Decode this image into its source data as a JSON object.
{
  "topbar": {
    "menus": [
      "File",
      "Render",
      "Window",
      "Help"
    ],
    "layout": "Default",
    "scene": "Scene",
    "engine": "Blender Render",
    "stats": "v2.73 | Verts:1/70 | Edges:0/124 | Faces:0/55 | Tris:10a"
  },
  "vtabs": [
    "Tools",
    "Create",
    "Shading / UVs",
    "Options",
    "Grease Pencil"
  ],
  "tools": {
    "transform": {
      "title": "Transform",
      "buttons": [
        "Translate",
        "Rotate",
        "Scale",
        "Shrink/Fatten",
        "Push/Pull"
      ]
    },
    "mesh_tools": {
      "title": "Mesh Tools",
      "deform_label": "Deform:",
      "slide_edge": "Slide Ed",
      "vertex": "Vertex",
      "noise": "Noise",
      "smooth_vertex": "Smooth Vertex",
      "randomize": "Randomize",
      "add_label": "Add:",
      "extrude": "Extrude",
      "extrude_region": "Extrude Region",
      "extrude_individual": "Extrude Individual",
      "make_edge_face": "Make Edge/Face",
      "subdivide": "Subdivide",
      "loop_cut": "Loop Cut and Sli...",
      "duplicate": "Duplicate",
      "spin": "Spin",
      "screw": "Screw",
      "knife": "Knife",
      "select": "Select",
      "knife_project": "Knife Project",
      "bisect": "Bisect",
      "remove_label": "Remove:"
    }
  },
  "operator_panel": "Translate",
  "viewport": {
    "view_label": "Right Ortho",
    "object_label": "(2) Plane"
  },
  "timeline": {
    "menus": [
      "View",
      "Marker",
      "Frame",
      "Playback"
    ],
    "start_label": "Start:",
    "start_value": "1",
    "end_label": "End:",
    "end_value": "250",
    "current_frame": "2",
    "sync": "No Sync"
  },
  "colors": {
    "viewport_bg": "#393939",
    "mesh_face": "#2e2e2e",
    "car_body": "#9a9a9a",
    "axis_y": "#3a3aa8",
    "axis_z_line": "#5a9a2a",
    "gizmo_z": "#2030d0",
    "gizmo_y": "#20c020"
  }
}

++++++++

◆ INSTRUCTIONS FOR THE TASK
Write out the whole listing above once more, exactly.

◆ TASK RESULT
Decode this image into its source data as a JSON object.
{
  "topbar": {
    "menus": [
      "File",
      "Render",
      "Window",
      "Help"
    ],
    "layout": "Default",
    "scene": "Scene",
    "engine": "Blender Render",
    "stats": "v2.73 | Verts:1/70 | Edges:0/124 | Faces:0/55 | Tris:10a"
  },
  "vtabs": [
    "Tools",
    "Create",
    "Shading / UVs",
    "Options",
    "Grease Pencil"
  ],
  "tools": {
    "transform": {
      "title": "Transform",
      "buttons": [
        "Translate",
        "Rotate",
        "Scale",
        "Shrink/Fatten",
        "Push/Pull"
      ]
    },
    "mesh_tools": {
      "title": "Mesh Tools",
      "deform_label": "Deform:",
      "slide_edge": "Slide Ed",
      "vertex": "Vertex",
      "noise": "Noise",
      "smooth_vertex": "Smooth Vertex",
      "randomize": "Randomize",
      "add_label": "Add:",
      "extrude": "Extrude",
      "extrude_region": "Extrude Region",
      "extrude_individual": "Extrude Individual",
      "make_edge_face": "Make Edge/Face",
      "subdivide": "Subdivide",
      "loop_cut": "Loop Cut and Sli...",
      "duplicate": "Duplicate",
      "spin": "Spin",
      "screw": "Screw",
      "knife": "Knife",
      "select": "Select",
      "knife_project": "Knife Project",
      "bisect": "Bisect",
      "remove_label": "Remove:"
    }
  },
  "operator_panel": "Translate",
  "viewport": {
    "view_label": "Right Ortho",
    "object_label": "(2) Plane"
  },
  "timeline": {
    "menus": [
      "View",
      "Marker",
      "Frame",
      "Playback"
    ],
    "start_label": "Start:",
    "start_value": "1",
    "end_label": "End:",
    "end_value": "250",
    "current_frame": "2",
    "sync": "No Sync"
  },
  "colors": {
    "viewport_bg": "#393939",
    "mesh_face": "#2e2e2e",
    "car_body": "#9a9a9a",
    "axis_y": "#3a3aa8",
    "axis_z_line": "#5a9a2a",
    "gizmo_z": "#2030d0",
    "gizmo_y": "#20c020"
  }
}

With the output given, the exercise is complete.